LI: Esposito’s essay is interesting, but I disagree with the way he frames my argument: I do not complain about the fragmentation of the novel; I do not seek for a work to overcome the fragmentation of our civilisation: far from it! And I disagree with Esposito’s account of Bolaño’s The Savage Detectives: I don’t think it ‘exult[s] too much in its purposeful marginalisation to aspire to the world’. Bolaño’s novel, like Vila-Matas’, laughs at the impossibility of literature in our times. At its imposture. And at the imposture of beginning again – of writing, still writing, amid the ruins… It shows an exuberant melancholy very far from the ‘wizened resignation’ Esposito finds in my manifesto…

3:AM: Even though you create a link between Roberto Bolaño, Vila-Matas and Bernhard in your essay, they are very different novelists. Bolaño’s fiction is highly political, and his criticism of literature is much related to the fact that art (and literature) didn’t have any effect on stopping dictatorships and violence. Do you think that Bolaño’s approach to the subject of the end of literature is significantly different than Vila-Matas’s and Bernhard’s?

LI: What is the connection between these authors? A distance from literature as something possible for ‘us’. A distance from a certain modernism, which is inflected in a different way for each author.

In periods of revolution, Marx says, revolutionaries conjure the ghosts of the past to help them. The wardrobes and dressing up boxes of history are raided, and names, slogans and costumes tried on for size. The danger is that revolutionaries repeat what has happened as farce, merely parodying what has gone before. For me, the three authors I mention do more than simply parody past glories. They understand that the literary gesture itself is parodic.

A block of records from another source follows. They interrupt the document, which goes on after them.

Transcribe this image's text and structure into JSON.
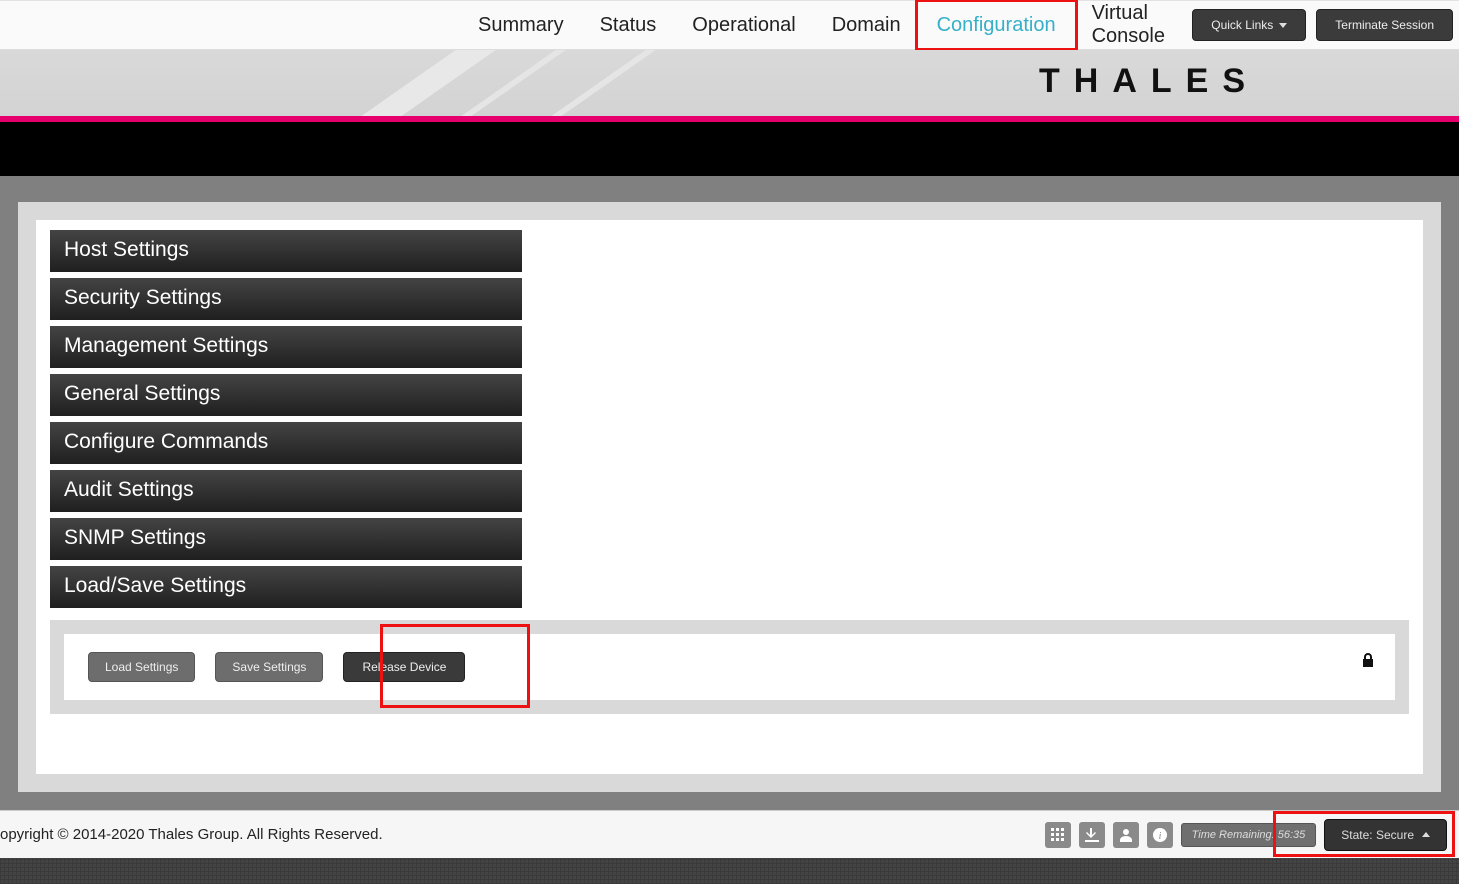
{
  "nav": {
    "tabs": [
      "Summary",
      "Status",
      "Operational",
      "Domain",
      "Configuration",
      "Virtual Console"
    ],
    "active_index": 4,
    "quick_links": "Quick Links",
    "terminate": "Terminate Session"
  },
  "brand": "THALES",
  "accordion": [
    "Host Settings",
    "Security Settings",
    "Management Settings",
    "General Settings",
    "Configure Commands",
    "Audit Settings",
    "SNMP Settings",
    "Load/Save Settings"
  ],
  "actions": {
    "load": "Load Settings",
    "save": "Save Settings",
    "release": "Release Device"
  },
  "footer": {
    "copyright": "opyright © 2014-2020 Thales Group. All Rights Reserved.",
    "time_label": "Time Remaining:",
    "time_value": "56:35",
    "state": "State: Secure"
  },
  "highlights": {
    "configuration_tab": true,
    "release_device_button": true,
    "state_button": true
  }
}
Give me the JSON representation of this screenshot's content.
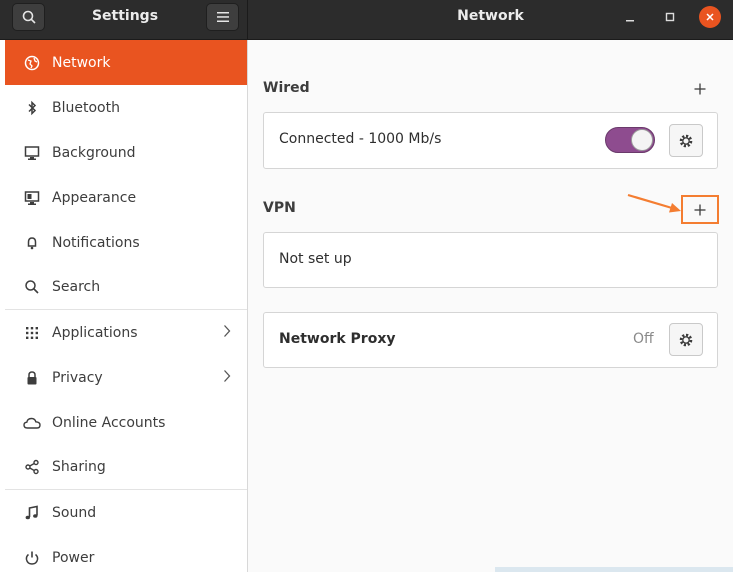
{
  "header": {
    "left_title": "Settings",
    "right_title": "Network"
  },
  "sidebar": {
    "items": [
      {
        "label": "Network",
        "icon": "globe-icon",
        "active": true
      },
      {
        "label": "Bluetooth",
        "icon": "bluetooth-icon"
      },
      {
        "label": "Background",
        "icon": "monitor-icon"
      },
      {
        "label": "Appearance",
        "icon": "appearance-icon"
      },
      {
        "label": "Notifications",
        "icon": "bell-icon"
      },
      {
        "label": "Search",
        "icon": "search-icon"
      },
      {
        "label": "Applications",
        "icon": "grid-icon",
        "has_submenu": true
      },
      {
        "label": "Privacy",
        "icon": "lock-icon",
        "has_submenu": true
      },
      {
        "label": "Online Accounts",
        "icon": "cloud-icon"
      },
      {
        "label": "Sharing",
        "icon": "share-icon"
      },
      {
        "label": "Sound",
        "icon": "music-note-icon"
      },
      {
        "label": "Power",
        "icon": "power-icon"
      }
    ]
  },
  "main": {
    "wired": {
      "title": "Wired",
      "connection_status": "Connected - 1000 Mb/s",
      "switch_on": true
    },
    "vpn": {
      "title": "VPN",
      "status": "Not set up"
    },
    "proxy": {
      "title": "Network Proxy",
      "state": "Off"
    }
  },
  "colors": {
    "accent": "#e95420",
    "annotation": "#f47d31",
    "switch_on": "#8e4c8f",
    "header_bg": "#2c2c2c"
  }
}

Bolaño, perhaps more than Vila-Matas and Bernhard, foregrounds the grotesquery of this parody. The literary visceral realists seem no more than a farce, when pitched against the horrors of Pinochet-led Chile, against the laboratory of neoliberalism. Its political aims seem particularly pathetic. But there is a glory to this parody. Bolaño is not one of the literary Last Men. History hasn’t quite ended for him. In The Savage Detectives, perhaps more than in the work of Vila-Matas and Bernhard, melancholy blossoms into a kind of promise. The disjunction between Modernism and the present, between Literature, capital ‘L’, and Politics, capital ‘P’, becomes utterly unbearable. For me, that unbearableness allows Literature to appear in its impossibility, as a kind of present absence, as a kind of disappearance, and along with it the vanished legacy of Modernism.

Let me put it programmatically: Without a relationship to Modernism, no future. Without knowing that the relationship to Modernism is utterly impossible, no future. Without knowing that there is no future, no future.

Antônio Xerxenesky was born in Porto Alegre, Brazil. He is the author of the novel Areia nos dentes (2008), a postmodern Western, and the short story collection A página assombrada por fantasmas (2011). English translations of his work can be found at Words Without Borders, Two Lines Magazine and Granta: The Best of Young Brazilian Novelists.

First published in 3:AM Magazine: Wednesday, February 6th, 2013.